As I was falling behind in my studies, I decided to commit 100% to my degree, and I stopped developing websites for several years. Every now and then I managed to make timid attempts to start developing websites, but they were mostly vanilla implementations of Joomla, Drupal, or other CMS in vogue back then.
After I finished university, I started working in the IT industry. Life pushed me to work in technical support roles, and as an application manager for a big mobile telecommunications company. Fortunately, I had several opportunities to develop my scripting skills further, know different technologies, such as HP-UX, Unix, Linux, Perl, Bash, an HP flavoured Java language, automation, networking, SNMP, etc. The days I stopped disliking my job were the days I spend coding and trying to automate difficult and time-consuming tasks. Programming was calling me again.
Fast forward to a couple of years back from now, my wife and I used all our life savings to move to Australia. I decided to study for an MBA here, gain work experience, and, with much effort and a bit of luck, a citizenship in the future. New continent, new language, new culture, new challenges (like driving on the other side of the road!). I started looking for jobs, any job and printed dozens of resumes that I took door to door to bars and restaurants to work as a barista, or something similar. We needed money desperately, and I was fortunate in landing a job as a research assistant in a university. That was my opportunity to interact with Australians and immigrants alike, due to the nature of the project, and I even contributed with some Excel automation on the data analysis.
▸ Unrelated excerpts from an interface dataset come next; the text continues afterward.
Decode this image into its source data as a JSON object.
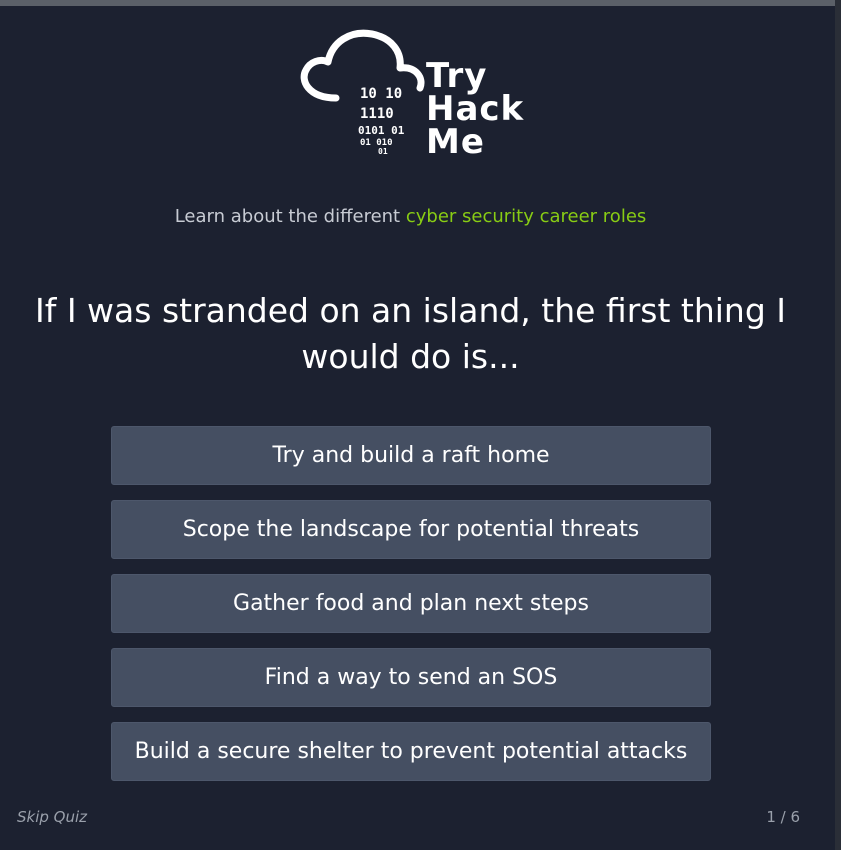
{
  "brand": {
    "name_lines": [
      "Try",
      "Hack",
      "Me"
    ],
    "binary_lines": [
      "10  10",
      "1110",
      "0101  01",
      "01  010",
      "01"
    ]
  },
  "tagline": {
    "prefix": "Learn about the different ",
    "highlight": "cyber security career roles",
    "accent_color": "#88cc14"
  },
  "question": {
    "text": "If I was stranded on an island, the first thing I would do is..."
  },
  "answers": [
    {
      "label": "Try and build a raft home"
    },
    {
      "label": "Scope the landscape for potential threats"
    },
    {
      "label": "Gather food and plan next steps"
    },
    {
      "label": "Find a way to send an SOS"
    },
    {
      "label": "Build a secure shelter to prevent potential attacks"
    }
  ],
  "footer": {
    "skip_label": "Skip Quiz",
    "progress": "1 / 6"
  }
}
After a year working at that university, I landed another job in a technology company implementing the SNMP stack in a microcontroller running Linux. The original idea didn’t work due to hardware constraints, so they proposed to me to make it from scratch in C. What? After managing my boss’ expectations (I’ll do my best, but there is no warranty that I can pull it off), I started researching how to do it. I followed a bunch of online tutorials about C and started coding the project. It was hard. Really hard. But I enjoy it. As Mark Manson asks in his best-selling book The Subtle Art of Not Giving a F*ck: “What’s Your Favourite Flavour of Sh*t Sandwich?” Mine is this, cooking my brain with programming related problems. That is the struggle I learned to love. That allowed me to enjoy the moment of fixing a bug at the end of the day and finishing the workday with a smile, only to be invaded by anxiety at the next day once again.
During my 40 years of life, programming has been a common thread throughout it, but I feel I have never managed to achieve a professional level in it. It’s like a lover that is being constantly separated from me by life events. And here we are again; we meet once more. But this time is different. This time I control who I want to be, no matter what.
My current project ends in two days and I will be out of a job by Wednesday. I don’t want to experience this any more in my life. I want (I need) to stop being a programming amateur and become a professional, so I can finally work on my passion and not being afraid of losing a job anymore.
This time, I will fulfil my long-awaited desire of becoming a developer. This new chapter in my life starts today.